Staunton, October 19 – Russia’s communication minister, Nikolay Nikoforov, says that the existing Russian system of blocking objectionable websites isn’t working because users find it too easy to employ workarounds and, as a result, Moscow is considering putting in place a system that will track all users of all sites.
Nikiforov made that declaration about what would be a fundamental, difficult and likely enormously expensive shift in Russian policy to the Duma yesterday during the government hour, Anatoly Komrakov reports in today’s Nezavisimaya gazeta (ng.ru/politics/2017-10-19/2_7098_internet.html).
“We are still acting in an outdated way,” the minister said. “The internet and digital technologies are developing in such a way that the method of blocking does not allow us to achieve the desired result and for every case of blocking, people will always think up technologies that will allow them to go around it.”
The government recognizes, as was announced by Prime Minister Dmitry Medvedev in July, that it needs to be more “pro-active” and effective, Nikoforov continued. It needs in real time to know which people are looking at which sites and thus getting information that violates Russian law and threatens the national security of the country.
Such an approach will require the development of new technologies. Along with this, Nikiforov says, by 2024, the Russian government hopes to reduce to under five percent the share of domestic Russian traffic which passes through servers based abroad. That will cost an estimated 100 billion rubles (1.6 billion US dollars).
Pavel Butenko of the Intouch innovation company, told Nezavisimaya gazeta that Nikiforov “in essence” has said that he and his ministry want “to concentrate attention not on the blocking of resources but on citizens who gain access to prohibited content.” Once such people are identified, he said, the government can impose sanctions on them.
The expert suggested that it will be some time before the regime can make a transition to this approach. Another specialist, Ilyas Sharapov of the TSS Security Company, says that this will involve using Big Data and then using that to draw conclusions about what is getting through to Russians.

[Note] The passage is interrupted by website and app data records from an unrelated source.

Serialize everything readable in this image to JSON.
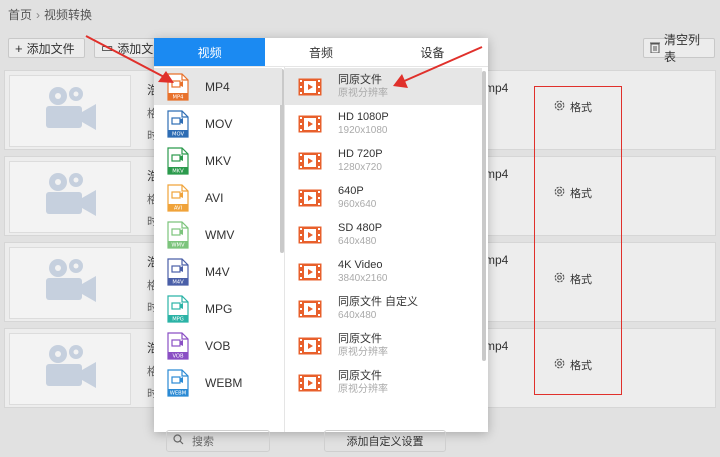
{
  "breadcrumb": {
    "home": "首页",
    "separator": "›",
    "current": "视频转换"
  },
  "toolbar": {
    "add_file": "添加文件",
    "add_folder": "添加文",
    "clear_list": "清空列表"
  },
  "rows": [
    {
      "name": "浩",
      "sub1": "格",
      "sub2": "时",
      "target": "mp4",
      "format_label": "格式"
    },
    {
      "name": "浩",
      "sub1": "格",
      "sub2": "时",
      "target": "mp4",
      "format_label": "格式"
    },
    {
      "name": "浩",
      "sub1": "格",
      "sub2": "时",
      "target": "mp4",
      "format_label": "格式"
    },
    {
      "name": "浩",
      "sub1": "格",
      "sub2": "时",
      "target": "mp4",
      "format_label": "格式"
    }
  ],
  "popup": {
    "tabs": [
      {
        "label": "视频",
        "active": true
      },
      {
        "label": "音频",
        "active": false
      },
      {
        "label": "设备",
        "active": false
      }
    ],
    "categories": [
      {
        "label": "MP4",
        "badge": "MP4",
        "color": "#e8712b",
        "selected": true
      },
      {
        "label": "MOV",
        "badge": "MOV",
        "color": "#2e6db4",
        "selected": false
      },
      {
        "label": "MKV",
        "badge": "MKV",
        "color": "#2b9a4c",
        "selected": false
      },
      {
        "label": "AVI",
        "badge": "AVI",
        "color": "#f0a33a",
        "selected": false
      },
      {
        "label": "WMV",
        "badge": "WMV",
        "color": "#7cc47c",
        "selected": false
      },
      {
        "label": "M4V",
        "badge": "M4V",
        "color": "#4a5fa8",
        "selected": false
      },
      {
        "label": "MPG",
        "badge": "MPG",
        "color": "#2bb3a6",
        "selected": false
      },
      {
        "label": "VOB",
        "badge": "VOB",
        "color": "#8a4fc4",
        "selected": false
      },
      {
        "label": "WEBM",
        "badge": "WEBM",
        "color": "#2b8ad4",
        "selected": false
      }
    ],
    "search_placeholder": "搜索",
    "presets": [
      {
        "title": "同原文件",
        "sub": "原视分辨率",
        "selected": true
      },
      {
        "title": "HD 1080P",
        "sub": "1920x1080",
        "selected": false
      },
      {
        "title": "HD 720P",
        "sub": "1280x720",
        "selected": false
      },
      {
        "title": "640P",
        "sub": "960x640",
        "selected": false
      },
      {
        "title": "SD 480P",
        "sub": "640x480",
        "selected": false
      },
      {
        "title": "4K Video",
        "sub": "3840x2160",
        "selected": false
      },
      {
        "title": "同原文件 自定义",
        "sub": "640x480",
        "selected": false
      },
      {
        "title": "同原文件",
        "sub": "原视分辨率",
        "selected": false
      },
      {
        "title": "同原文件",
        "sub": "原视分辨率",
        "selected": false
      }
    ],
    "add_custom": "添加自定义设置"
  },
  "colors": {
    "accent": "#1b8af2",
    "film_icon": "#e8602c",
    "annotation": "#e0302b"
  }
}
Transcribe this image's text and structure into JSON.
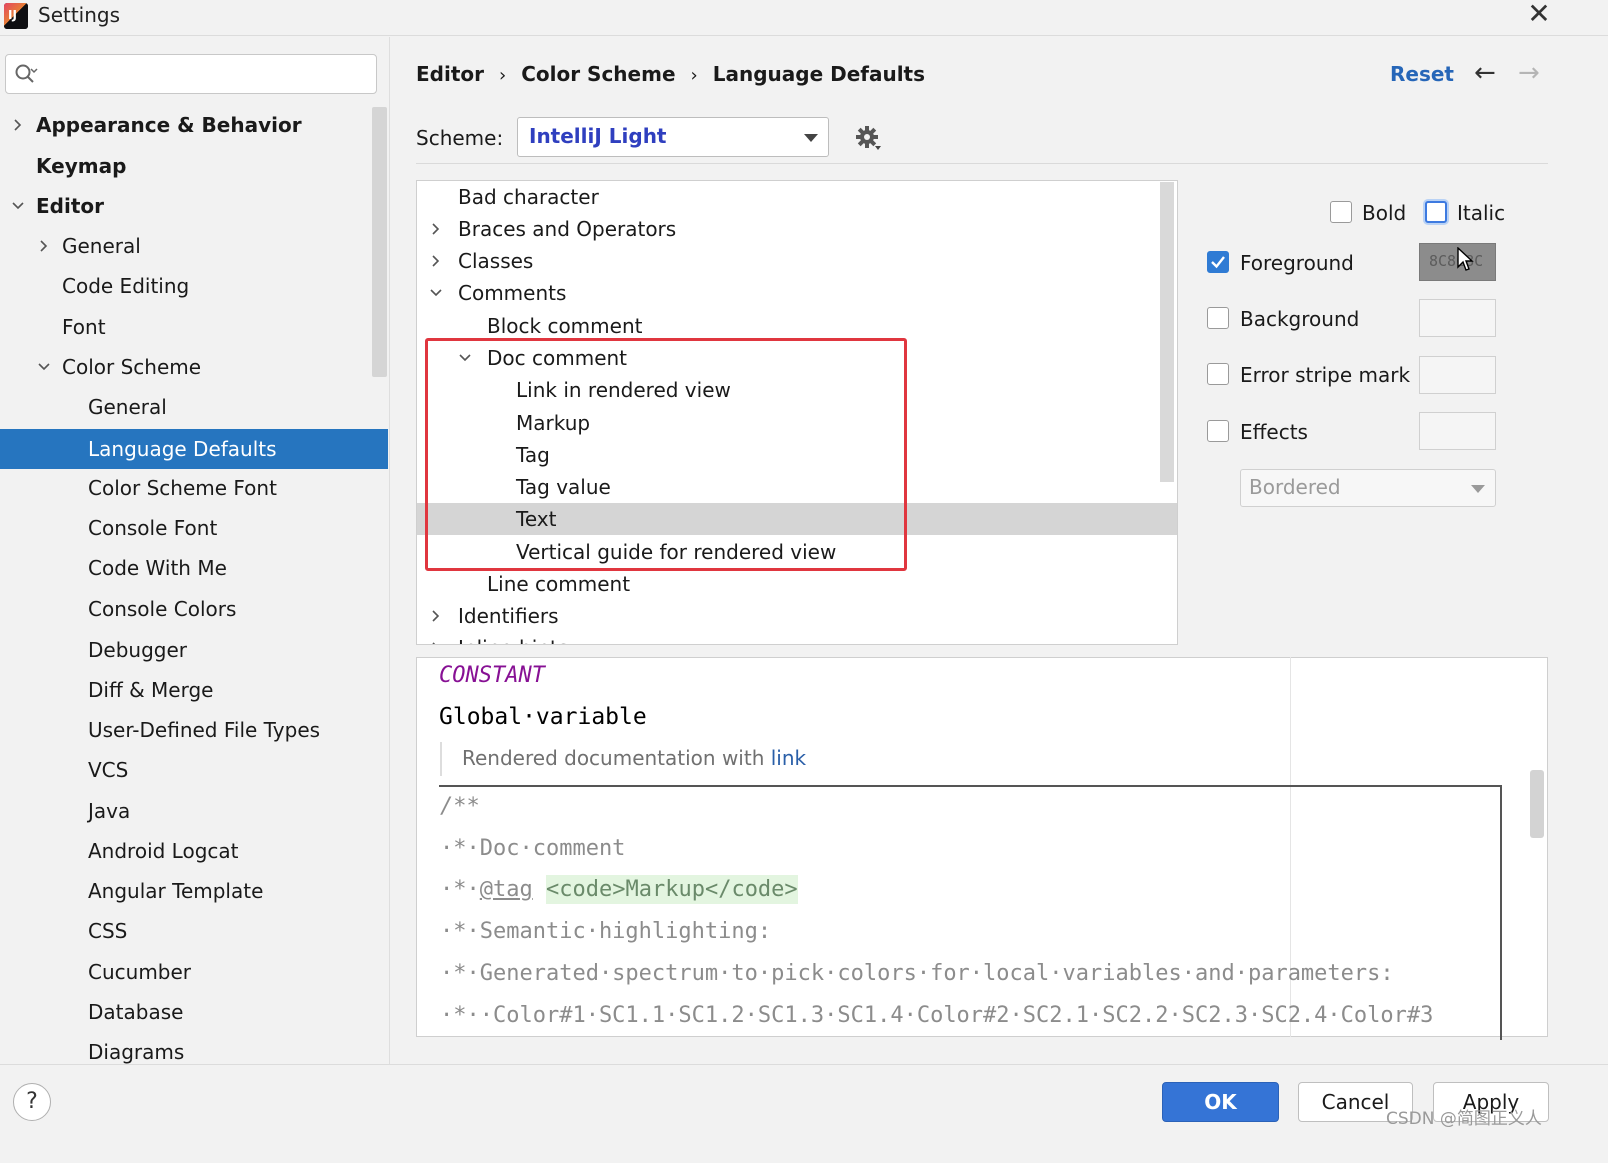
{
  "window": {
    "title": "Settings",
    "close_glyph": "✕"
  },
  "search": {
    "value": "",
    "placeholder": ""
  },
  "sidebar": {
    "items": [
      {
        "label": "Appearance & Behavior"
      },
      {
        "label": "Keymap"
      },
      {
        "label": "Editor"
      },
      {
        "label": "General"
      },
      {
        "label": "Code Editing"
      },
      {
        "label": "Font"
      },
      {
        "label": "Color Scheme"
      },
      {
        "label": "General"
      },
      {
        "label": "Language Defaults",
        "selected": true
      },
      {
        "label": "Color Scheme Font"
      },
      {
        "label": "Console Font"
      },
      {
        "label": "Code With Me"
      },
      {
        "label": "Console Colors"
      },
      {
        "label": "Debugger"
      },
      {
        "label": "Diff & Merge"
      },
      {
        "label": "User-Defined File Types"
      },
      {
        "label": "VCS"
      },
      {
        "label": "Java"
      },
      {
        "label": "Android Logcat"
      },
      {
        "label": "Angular Template"
      },
      {
        "label": "CSS"
      },
      {
        "label": "Cucumber"
      },
      {
        "label": "Database"
      },
      {
        "label": "Diagrams"
      }
    ]
  },
  "breadcrumb": {
    "items": [
      "Editor",
      "Color Scheme",
      "Language Defaults"
    ],
    "separator": "›"
  },
  "header": {
    "reset_label": "Reset",
    "back_glyph": "←",
    "forward_glyph": "→"
  },
  "scheme": {
    "label": "Scheme:",
    "value": "IntelliJ Light"
  },
  "tree": {
    "items": [
      {
        "label": "Bad character"
      },
      {
        "label": "Braces and Operators"
      },
      {
        "label": "Classes"
      },
      {
        "label": "Comments"
      },
      {
        "label": "Block comment"
      },
      {
        "label": "Doc comment"
      },
      {
        "label": "Link in rendered view"
      },
      {
        "label": "Markup"
      },
      {
        "label": "Tag"
      },
      {
        "label": "Tag value"
      },
      {
        "label": "Text",
        "selected": true
      },
      {
        "label": "Vertical guide for rendered view"
      },
      {
        "label": "Line comment"
      },
      {
        "label": "Identifiers"
      },
      {
        "label": "Inline hints"
      }
    ]
  },
  "attributes": {
    "bold_label": "Bold",
    "italic_label": "Italic",
    "foreground_label": "Foreground",
    "foreground_value": "8C8C8C",
    "background_label": "Background",
    "error_stripe_label": "Error stripe mark",
    "effects_label": "Effects",
    "effects_type": "Bordered"
  },
  "preview": {
    "constant": "CONSTANT",
    "global": "Global·variable",
    "rendered_text": "Rendered documentation with ",
    "rendered_link": "link",
    "doc_open": "/**",
    "line_doc_comment": "·*·Doc·comment",
    "line_tag_prefix": "·*·",
    "tag": "@tag",
    "markup_open": "<code>",
    "markup_inner": "Markup",
    "markup_close": "</code>",
    "line_semantic": "·*·Semantic·highlighting:",
    "line_generated": "·*·Generated·spectrum·to·pick·colors·for·local·variables·and·parameters:",
    "line_colors": "·*··Color#1·SC1.1·SC1.2·SC1.3·SC1.4·Color#2·SC2.1·SC2.2·SC2.3·SC2.4·Color#3"
  },
  "footer": {
    "help_label": "?",
    "ok_label": "OK",
    "cancel_label": "Cancel",
    "apply_label": "Apply",
    "watermark": "CSDN @简图正义人"
  },
  "colors": {
    "selection": "#2675bf",
    "link": "#2666b8",
    "highlight_box": "#e0363f",
    "checkbox_checked": "#2f7bd4",
    "foreground_swatch": "#8c8c8c"
  }
}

Sharapov said that he would expect the future policy to involve both blocking and tracking rather than the replacement of one by the other. He and other specialists suggested that this approach would be extremely expensive, something that could be a problem in the current period of budgetary stringency.
And the cost may be a serious obstacle unless it can somehow be passed on to users. Indeed, budget problems are already forcing Moscow to consider cutting the staff of the notorious Center E which fights extremism (nazaccent.ru/content/25707-v-mvd-rasskazali-o-budushih-sokrasheniyah.html and rbc.ru/society/17/10/2017/59e5df539a79479149873386).